(Beginning of ENTRIES PROVIDED)

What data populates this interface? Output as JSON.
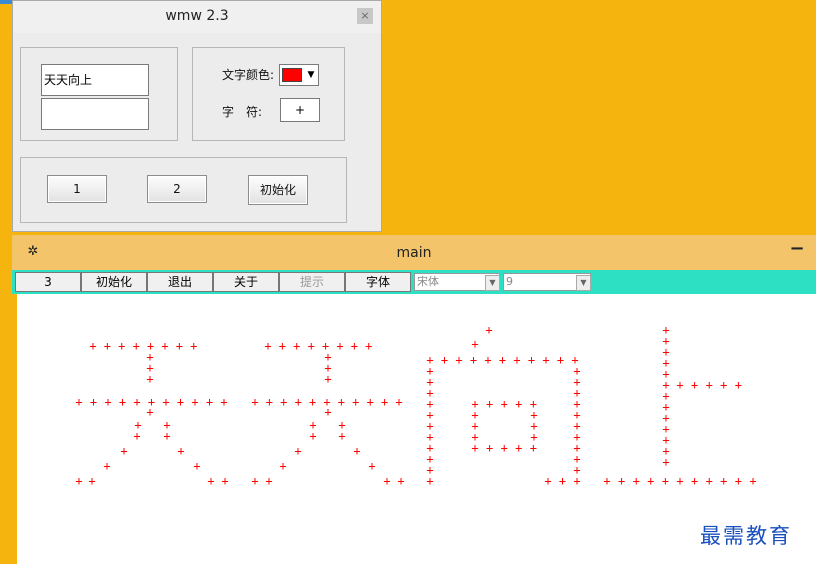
{
  "dialog": {
    "title": "wmw 2.3",
    "close_glyph": "×",
    "text_value": "天天向上",
    "color_label": "文字颜色:",
    "char_label": "字　符:",
    "char_value": "+",
    "selected_color": "#ff0000",
    "button_1": "1",
    "button_2": "2",
    "init_button": "初始化"
  },
  "main": {
    "title": "main",
    "app_icon": "app-icon",
    "minimize_glyph": "−",
    "toolbar": {
      "btn_3": "3",
      "init": "初始化",
      "exit": "退出",
      "about": "关于",
      "hint": "提示",
      "font": "字体",
      "font_name": "宋体",
      "font_size": "9"
    },
    "banner_char": "+",
    "banner_color": "#ff0000",
    "watermark": "最需教育"
  },
  "colors": {
    "desktop": "#F6B40F",
    "main_titlebar": "#F3C46A",
    "toolbar": "#2de0c4"
  }
}
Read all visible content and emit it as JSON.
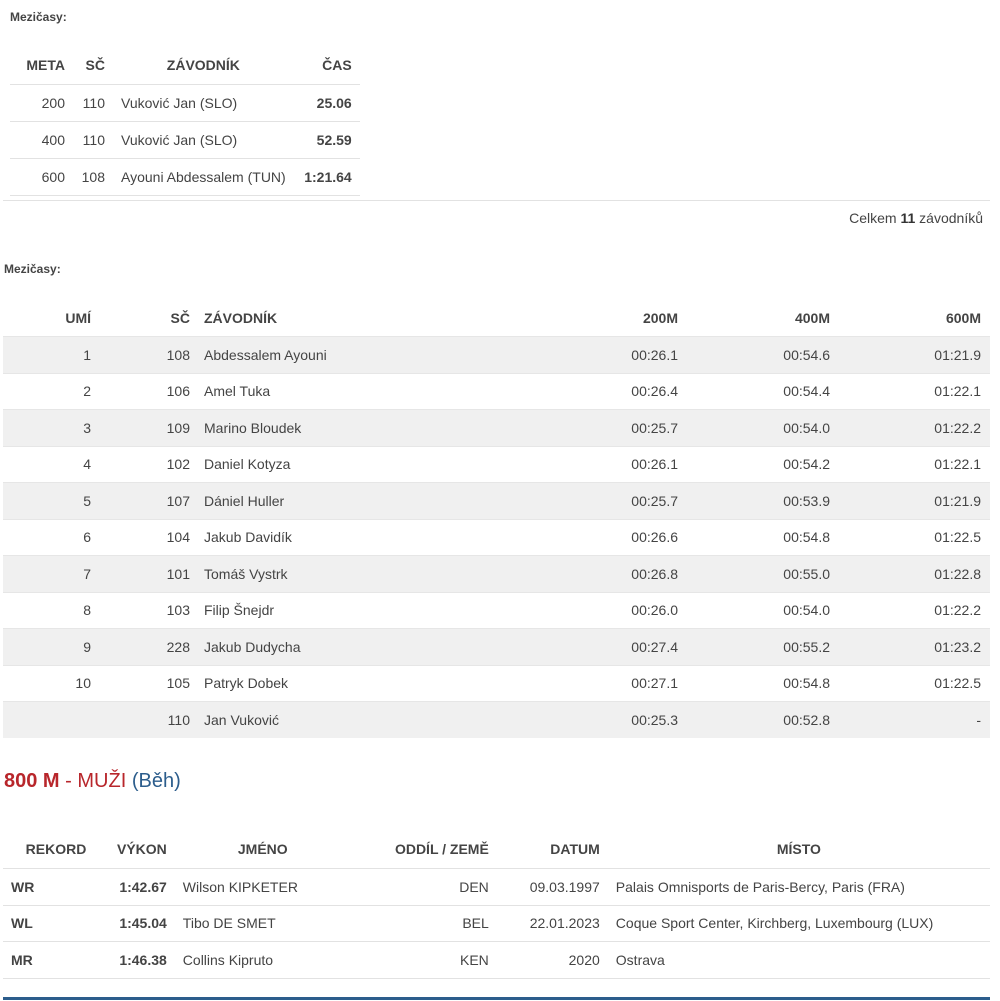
{
  "split1": {
    "label": "Mezičasy:",
    "headers": [
      "META",
      "SČ",
      "ZÁVODNÍK",
      "ČAS"
    ],
    "rows": [
      {
        "meta": "200",
        "sc": "110",
        "name": "Vuković Jan (SLO)",
        "time": "25.06"
      },
      {
        "meta": "400",
        "sc": "110",
        "name": "Vuković Jan (SLO)",
        "time": "52.59"
      },
      {
        "meta": "600",
        "sc": "108",
        "name": "Ayouni Abdessalem (TUN)",
        "time": "1:21.64"
      }
    ]
  },
  "total": {
    "prefix": "Celkem",
    "count": "11",
    "suffix": "závodníků"
  },
  "split2": {
    "label": "Mezičasy:",
    "headers": [
      "UMÍ",
      "SČ",
      "ZÁVODNÍK",
      "200M",
      "400M",
      "600M"
    ],
    "rows": [
      {
        "rank": "1",
        "sc": "108",
        "name": "Abdessalem Ayouni",
        "t200": "00:26.1",
        "t400": "00:54.6",
        "t600": "01:21.9"
      },
      {
        "rank": "2",
        "sc": "106",
        "name": "Amel Tuka",
        "t200": "00:26.4",
        "t400": "00:54.4",
        "t600": "01:22.1"
      },
      {
        "rank": "3",
        "sc": "109",
        "name": "Marino Bloudek",
        "t200": "00:25.7",
        "t400": "00:54.0",
        "t600": "01:22.2"
      },
      {
        "rank": "4",
        "sc": "102",
        "name": "Daniel Kotyza",
        "t200": "00:26.1",
        "t400": "00:54.2",
        "t600": "01:22.1"
      },
      {
        "rank": "5",
        "sc": "107",
        "name": "Dániel Huller",
        "t200": "00:25.7",
        "t400": "00:53.9",
        "t600": "01:21.9"
      },
      {
        "rank": "6",
        "sc": "104",
        "name": "Jakub Davidík",
        "t200": "00:26.6",
        "t400": "00:54.8",
        "t600": "01:22.5"
      },
      {
        "rank": "7",
        "sc": "101",
        "name": "Tomáš Vystrk",
        "t200": "00:26.8",
        "t400": "00:55.0",
        "t600": "01:22.8"
      },
      {
        "rank": "8",
        "sc": "103",
        "name": "Filip Šnejdr",
        "t200": "00:26.0",
        "t400": "00:54.0",
        "t600": "01:22.2"
      },
      {
        "rank": "9",
        "sc": "228",
        "name": "Jakub Dudycha",
        "t200": "00:27.4",
        "t400": "00:55.2",
        "t600": "01:23.2"
      },
      {
        "rank": "10",
        "sc": "105",
        "name": "Patryk Dobek",
        "t200": "00:27.1",
        "t400": "00:54.8",
        "t600": "01:22.5"
      },
      {
        "rank": "",
        "sc": "110",
        "name": "Jan Vuković",
        "t200": "00:25.3",
        "t400": "00:52.8",
        "t600": "-"
      }
    ]
  },
  "event": {
    "distance": "800 M",
    "separator": " - ",
    "category": "MUŽI",
    "type": "(Běh)"
  },
  "records": {
    "headers": [
      "REKORD",
      "VÝKON",
      "JMÉNO",
      "ODDÍL / ZEMĚ",
      "DATUM",
      "MÍSTO"
    ],
    "rows": [
      {
        "rekord": "WR",
        "vykon": "1:42.67",
        "jmeno": "Wilson KIPKETER",
        "oddil": "DEN",
        "datum": "09.03.1997",
        "misto": "Palais Omnisports de Paris-Bercy, Paris (FRA)"
      },
      {
        "rekord": "WL",
        "vykon": "1:45.04",
        "jmeno": "Tibo DE SMET",
        "oddil": "BEL",
        "datum": "22.01.2023",
        "misto": "Coque Sport Center, Kirchberg, Luxembourg (LUX)"
      },
      {
        "rekord": "MR",
        "vykon": "1:46.38",
        "jmeno": "Collins Kipruto",
        "oddil": "KEN",
        "datum": "2020",
        "misto": "Ostrava"
      }
    ]
  },
  "colors": {
    "accent_red": "#b8262b",
    "accent_blue": "#2c5d8c",
    "stripe": "#f0f0f0"
  }
}
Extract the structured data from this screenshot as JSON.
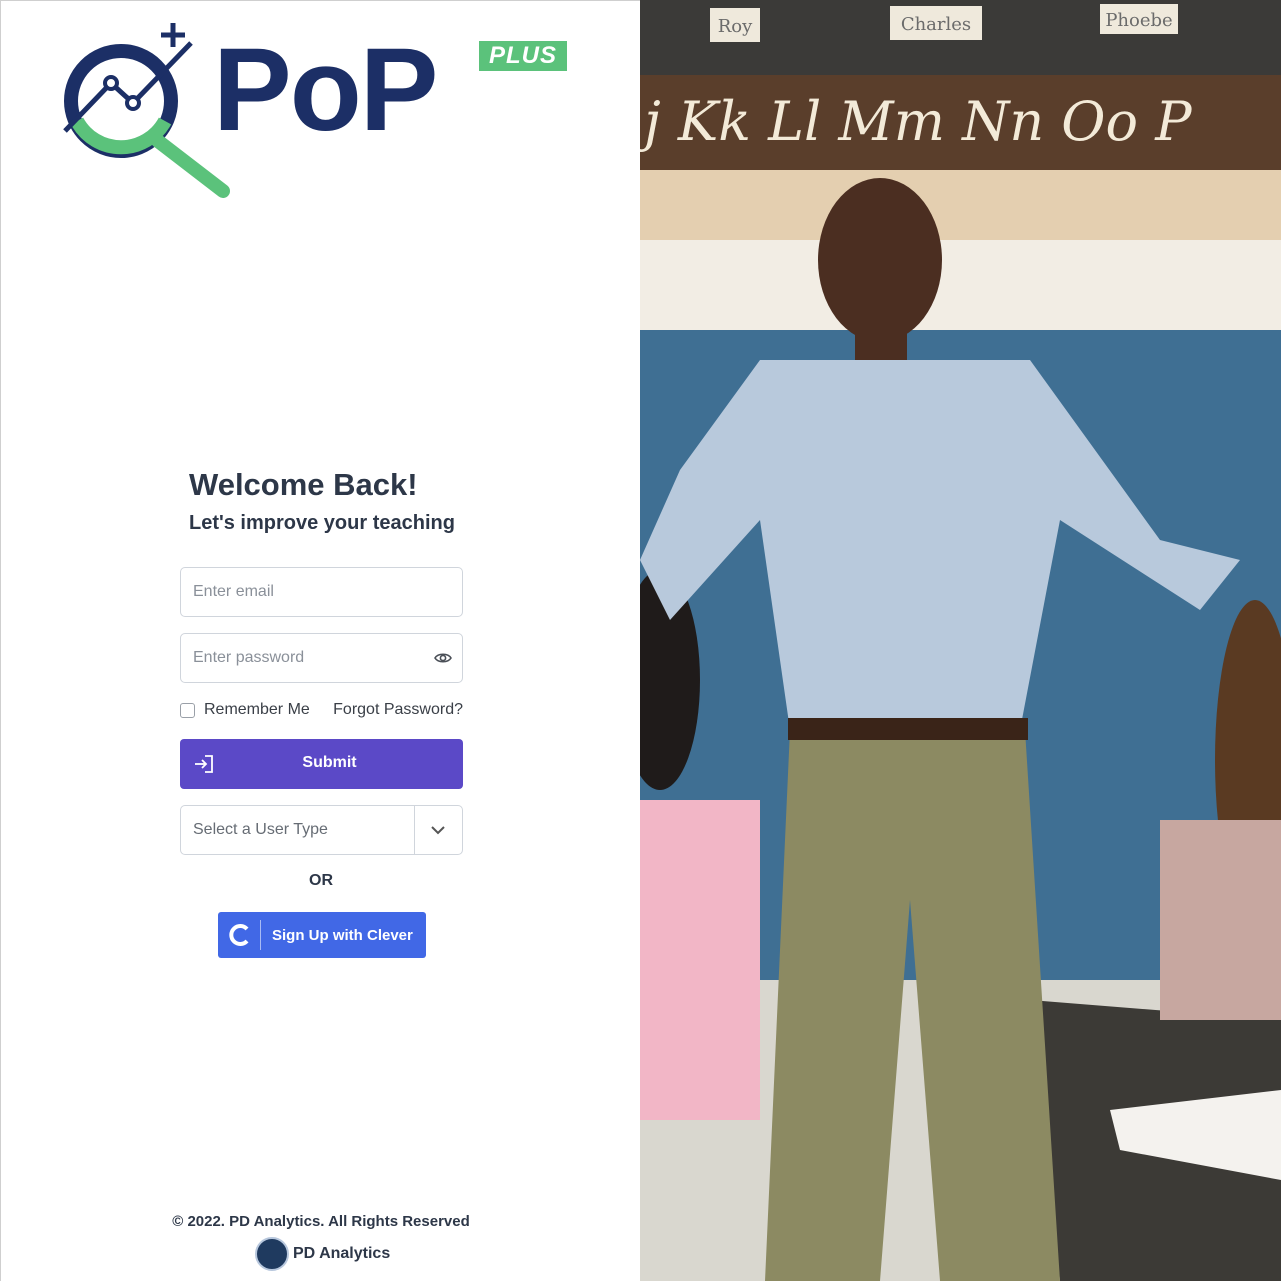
{
  "brand": {
    "name": "PoP",
    "badge": "PLUS"
  },
  "form": {
    "title": "Welcome Back!",
    "subtitle": "Let's improve your teaching",
    "email_placeholder": "Enter email",
    "password_placeholder": "Enter password",
    "remember_label": "Remember Me",
    "forgot_label": "Forgot Password?",
    "submit_label": "Submit",
    "user_type_placeholder": "Select a User Type",
    "or_label": "OR",
    "clever_label": "Sign Up with Clever"
  },
  "photo_board": {
    "name_cards": [
      "Roy",
      "Charles",
      "Phoebe"
    ],
    "cursive_letters": "j Kk Ll Mm Nn Oo P"
  },
  "footer": {
    "copyright": "© 2022. PD Analytics. All Rights Reserved",
    "company": "PD Analytics"
  },
  "colors": {
    "brand_navy": "#1c2f66",
    "brand_green": "#5bc27b",
    "submit_purple": "#5b49c7",
    "clever_blue": "#4168e6"
  }
}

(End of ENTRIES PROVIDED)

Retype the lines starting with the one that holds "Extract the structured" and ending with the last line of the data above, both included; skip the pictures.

§ PROBLEM SOLUTION
Extract the structured data from this screenshot as JSON.
{
  "brand": {
    "name": "PoP",
    "badge": "PLUS"
  },
  "form": {
    "title": "Welcome Back!",
    "subtitle": "Let's improve your teaching",
    "email_placeholder": "Enter email",
    "password_placeholder": "Enter password",
    "remember_label": "Remember Me",
    "forgot_label": "Forgot Password?",
    "submit_label": "Submit",
    "user_type_placeholder": "Select a User Type",
    "or_label": "OR",
    "clever_label": "Sign Up with Clever"
  },
  "photo_board": {
    "name_cards": [
      "Roy",
      "Charles",
      "Phoebe"
    ],
    "cursive_letters": "j Kk Ll Mm Nn Oo P"
  },
  "footer": {
    "copyright": "© 2022. PD Analytics. All Rights Reserved",
    "company": "PD Analytics"
  },
  "colors": {
    "brand_navy": "#1c2f66",
    "brand_green": "#5bc27b",
    "submit_purple": "#5b49c7",
    "clever_blue": "#4168e6"
  }
}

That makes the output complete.